# Brief
In the records that follow, find each line with the word "vecto" and copy it.

**** Dataset records

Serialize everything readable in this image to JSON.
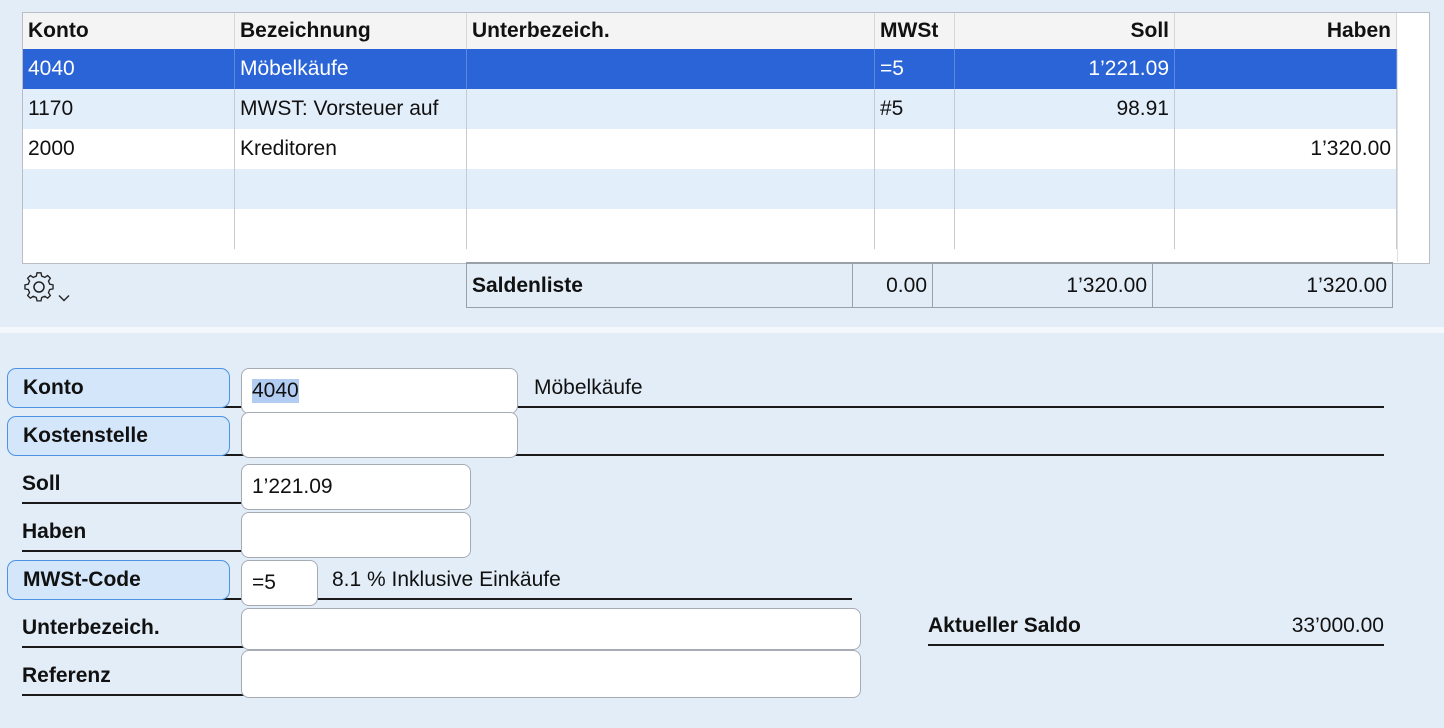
{
  "table": {
    "headers": {
      "konto": "Konto",
      "bezeichnung": "Bezeichnung",
      "unterbezeich": "Unterbezeich.",
      "mwst": "MWSt",
      "soll": "Soll",
      "haben": "Haben"
    },
    "rows": [
      {
        "konto": "4040",
        "bezeichnung": "Möbelkäufe",
        "unterbezeich": "",
        "mwst": "=5",
        "soll": "1’221.09",
        "haben": ""
      },
      {
        "konto": "1170",
        "bezeichnung": "MWST: Vorsteuer auf",
        "unterbezeich": "",
        "mwst": "#5",
        "soll": "98.91",
        "haben": ""
      },
      {
        "konto": "2000",
        "bezeichnung": "Kreditoren",
        "unterbezeich": "",
        "mwst": "",
        "soll": "",
        "haben": "1’320.00"
      },
      {
        "konto": "",
        "bezeichnung": "",
        "unterbezeich": "",
        "mwst": "",
        "soll": "",
        "haben": ""
      },
      {
        "konto": "",
        "bezeichnung": "",
        "unterbezeich": "",
        "mwst": "",
        "soll": "",
        "haben": ""
      }
    ],
    "selected_row": 0,
    "selection_color": "#2a64d6"
  },
  "saldenliste": {
    "label": "Saldenliste",
    "mwst": "0.00",
    "soll": "1’320.00",
    "haben": "1’320.00"
  },
  "toolbar": {
    "settings_icon": "gear-icon",
    "chevron_icon": "chevron-down-icon"
  },
  "form": {
    "konto": {
      "label": "Konto",
      "value": "4040",
      "description": "Möbelkäufe"
    },
    "kostenstelle": {
      "label": "Kostenstelle",
      "value": ""
    },
    "soll": {
      "label": "Soll",
      "value": "1’221.09"
    },
    "haben": {
      "label": "Haben",
      "value": ""
    },
    "mwst_code": {
      "label": "MWSt-Code",
      "value": "=5",
      "description": "8.1 % Inklusive Einkäufe"
    },
    "unterbezeich": {
      "label": "Unterbezeich.",
      "value": ""
    },
    "referenz": {
      "label": "Referenz",
      "value": ""
    },
    "aktueller_saldo": {
      "label": "Aktueller Saldo",
      "value": "33’000.00"
    }
  },
  "colors": {
    "background": "#e3edf7",
    "accent": "#4d93e3",
    "label_button_bg": "#d4e6fa"
  }
}
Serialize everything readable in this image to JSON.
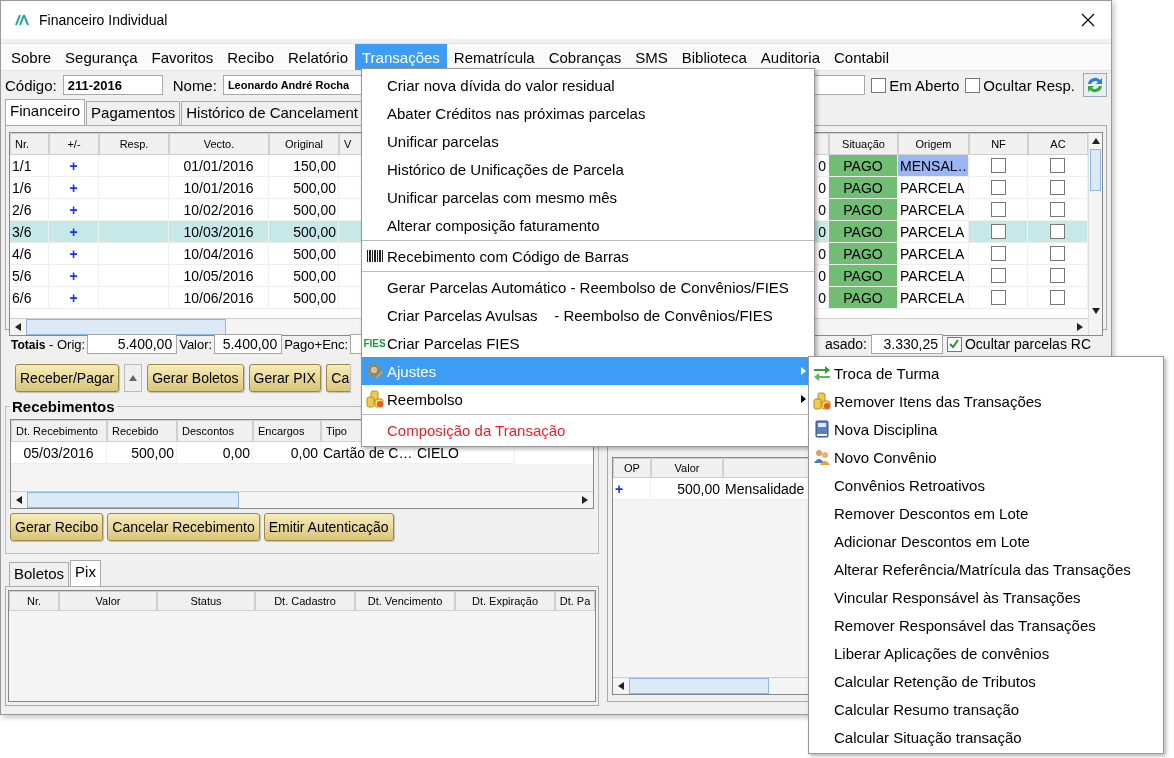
{
  "window": {
    "title": "Financeiro Individual"
  },
  "menu_bar": [
    {
      "label": "Sobre",
      "selected": false
    },
    {
      "label": "Segurança",
      "selected": false
    },
    {
      "label": "Favoritos",
      "selected": false
    },
    {
      "label": "Recibo",
      "selected": false
    },
    {
      "label": "Relatório",
      "selected": false
    },
    {
      "label": "Transações",
      "selected": true
    },
    {
      "label": "Rematrícula",
      "selected": false
    },
    {
      "label": "Cobranças",
      "selected": false
    },
    {
      "label": "SMS",
      "selected": false
    },
    {
      "label": "Biblioteca",
      "selected": false
    },
    {
      "label": "Auditoria",
      "selected": false
    },
    {
      "label": "Contabil",
      "selected": false
    }
  ],
  "header": {
    "codigo_label": "Código:",
    "codigo": "211-2016",
    "nome_label": "Nome:",
    "nome": "Leonardo André Rocha",
    "checkboxes": [
      {
        "label": "Em Aberto",
        "checked": false
      },
      {
        "label": "Ocultar Resp.",
        "checked": false
      }
    ]
  },
  "tabs": [
    {
      "label": "Financeiro",
      "selected": true
    },
    {
      "label": "Pagamentos",
      "selected": false
    },
    {
      "label": "Histórico de Cancelament",
      "selected": false
    }
  ],
  "parcelas": {
    "columns": {
      "nr": "Nr.",
      "op": "+/-",
      "resp": "Resp.",
      "vecto": "Vecto.",
      "original": "Original",
      "column_6": "V",
      "situacao": "Situação",
      "origem": "Origem",
      "nf": "NF",
      "ac": "AC"
    },
    "rows": [
      {
        "nr": "1/1",
        "op": "+",
        "vecto": "01/01/2016",
        "original": "150,00",
        "column_7": "0",
        "situacao": "PAGO",
        "origem": {
          "text": "MENSAL…",
          "color": "#9bb5f5"
        },
        "nf": false,
        "ac": false,
        "selected": false
      },
      {
        "nr": "1/6",
        "op": "+",
        "vecto": "10/01/2016",
        "original": "500,00",
        "column_7": "0",
        "situacao": "PAGO",
        "origem": {
          "text": "PARCELA",
          "color": "#ffffff"
        },
        "nf": false,
        "ac": false,
        "selected": false
      },
      {
        "nr": "2/6",
        "op": "+",
        "vecto": "10/02/2016",
        "original": "500,00",
        "column_7": "0",
        "situacao": "PAGO",
        "origem": {
          "text": "PARCELA",
          "color": "#ffffff"
        },
        "nf": false,
        "ac": false,
        "selected": false
      },
      {
        "nr": "3/6",
        "op": "+",
        "vecto": "10/03/2016",
        "original": "500,00",
        "column_7": "0",
        "situacao": "PAGO",
        "origem": {
          "text": "PARCELA",
          "color": "#ffffff"
        },
        "nf": false,
        "ac": false,
        "selected": true
      },
      {
        "nr": "4/6",
        "op": "+",
        "vecto": "10/04/2016",
        "original": "500,00",
        "column_7": "0",
        "situacao": "PAGO",
        "origem": {
          "text": "PARCELA",
          "color": "#ffffff"
        },
        "nf": false,
        "ac": false,
        "selected": false
      },
      {
        "nr": "5/6",
        "op": "+",
        "vecto": "10/05/2016",
        "original": "500,00",
        "column_7": "0",
        "situacao": "PAGO",
        "origem": {
          "text": "PARCELA",
          "color": "#ffffff"
        },
        "nf": false,
        "ac": false,
        "selected": false
      },
      {
        "nr": "6/6",
        "op": "+",
        "vecto": "10/06/2016",
        "original": "500,00",
        "column_7": "0",
        "situacao": "PAGO",
        "origem": {
          "text": "PARCELA",
          "color": "#ffffff"
        },
        "nf": false,
        "ac": false,
        "selected": false
      }
    ]
  },
  "totals": {
    "label": "**Totais** - Orig:",
    "orig": "5.400,00",
    "valor_label": "Valor:",
    "valor": "5.400,00",
    "pago_label": "Pago+Enc:",
    "atrasado_label": "asado:",
    "atrasado": "3.330,25",
    "ocultar": {
      "label": "Ocultar parcelas RC",
      "checked": true
    }
  },
  "actions": [
    {
      "kind": "button",
      "label": "Receber/Pagar"
    },
    {
      "kind": "spin"
    },
    {
      "kind": "button",
      "label": "Gerar Boletos"
    },
    {
      "kind": "button",
      "label": "Gerar PIX"
    },
    {
      "kind": "partial",
      "label": "Ca"
    }
  ],
  "recebimentos": {
    "title": "Recebimentos",
    "columns": [
      "Dt. Recebimento",
      "Recebido",
      "Descontos",
      "Encargos",
      "Tipo"
    ],
    "rows": [
      [
        "05/03/2016",
        "500,00",
        "0,00",
        "0,00",
        "Cartão de C…",
        "CIELO"
      ]
    ],
    "buttons": [
      "Gerar Recibo",
      "Cancelar Recebimento",
      "Emitir Autenticação"
    ]
  },
  "bottom_tabs": [
    {
      "label": "Boletos",
      "selected": false
    },
    {
      "label": "Pix",
      "selected": true
    }
  ],
  "pix_table": {
    "columns": [
      "Nr.",
      "Valor",
      "Status",
      "Dt. Cadastro",
      "Dt. Vencimento",
      "Dt. Expiração",
      "Dt. Pa"
    ]
  },
  "right_panel": {
    "columns": [
      "OP",
      "Valor"
    ],
    "rows": [
      {
        "op": "+",
        "valor": "500,00",
        "descricao": "Mensalidade"
      }
    ]
  },
  "transacoes_menu": [
    {
      "kind": "item",
      "label": "Criar nova dívida do valor residual",
      "selected": false
    },
    {
      "kind": "item",
      "label": "Abater Créditos nas próximas parcelas",
      "selected": false
    },
    {
      "kind": "item",
      "label": "Unificar parcelas",
      "selected": false
    },
    {
      "kind": "item",
      "label": "Histórico de Unificações de Parcela",
      "selected": false
    },
    {
      "kind": "item",
      "label": "Unificar parcelas com mesmo mês",
      "selected": false
    },
    {
      "kind": "item",
      "label": "Alterar composição faturamento",
      "selected": false
    },
    {
      "kind": "separator"
    },
    {
      "kind": "item",
      "label": "Recebimento com Código de Barras",
      "selected": false
    },
    {
      "kind": "separator"
    },
    {
      "kind": "item",
      "label": "Gerar Parcelas Automático - Reembolso de Convênios/FIES",
      "selected": false
    },
    {
      "kind": "item",
      "label": "Criar Parcelas Avulsas    - Reembolso de Convênios/FIES",
      "selected": false
    },
    {
      "kind": "item",
      "badge": "FIES",
      "label": "Criar Parcelas FIES",
      "selected": false
    },
    {
      "kind": "submenu",
      "label": "Ajustes",
      "selected": true
    },
    {
      "kind": "submenu",
      "label": "Reembolso",
      "selected": false
    },
    {
      "kind": "separator"
    },
    {
      "kind": "danger",
      "label": "Composição da Transação",
      "selected": false
    }
  ],
  "ajustes_submenu": [
    {
      "label": "Troca de Turma"
    },
    {
      "label": "Remover Itens das Transações"
    },
    {
      "label": "Nova Disciplina"
    },
    {
      "label": "Novo Convênio"
    },
    {
      "label": "Convênios Retroativos"
    },
    {
      "label": "Remover Descontos em Lote"
    },
    {
      "label": "Adicionar Descontos em Lote"
    },
    {
      "label": "Alterar Referência/Matrícula das Transações"
    },
    {
      "label": "Vincular Responsável às Transações"
    },
    {
      "label": "Remover Responsável das Transações"
    },
    {
      "label": "Liberar Aplicações de convênios"
    },
    {
      "label": "Calcular Retenção de Tributos"
    },
    {
      "label": "Calcular Resumo transação"
    },
    {
      "label": "Calcular Situação transação"
    }
  ]
}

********

# Response box
      "vecto": "Vecto.",
        "vecto": "01/01/2016",
        "vecto": "10/01/2016",
        "vecto": "10/02/2016",
        "vecto": "10/03/2016",
        "vecto": "10/04/2016",
        "vecto": "10/05/2016",
        "vecto": "10/06/2016",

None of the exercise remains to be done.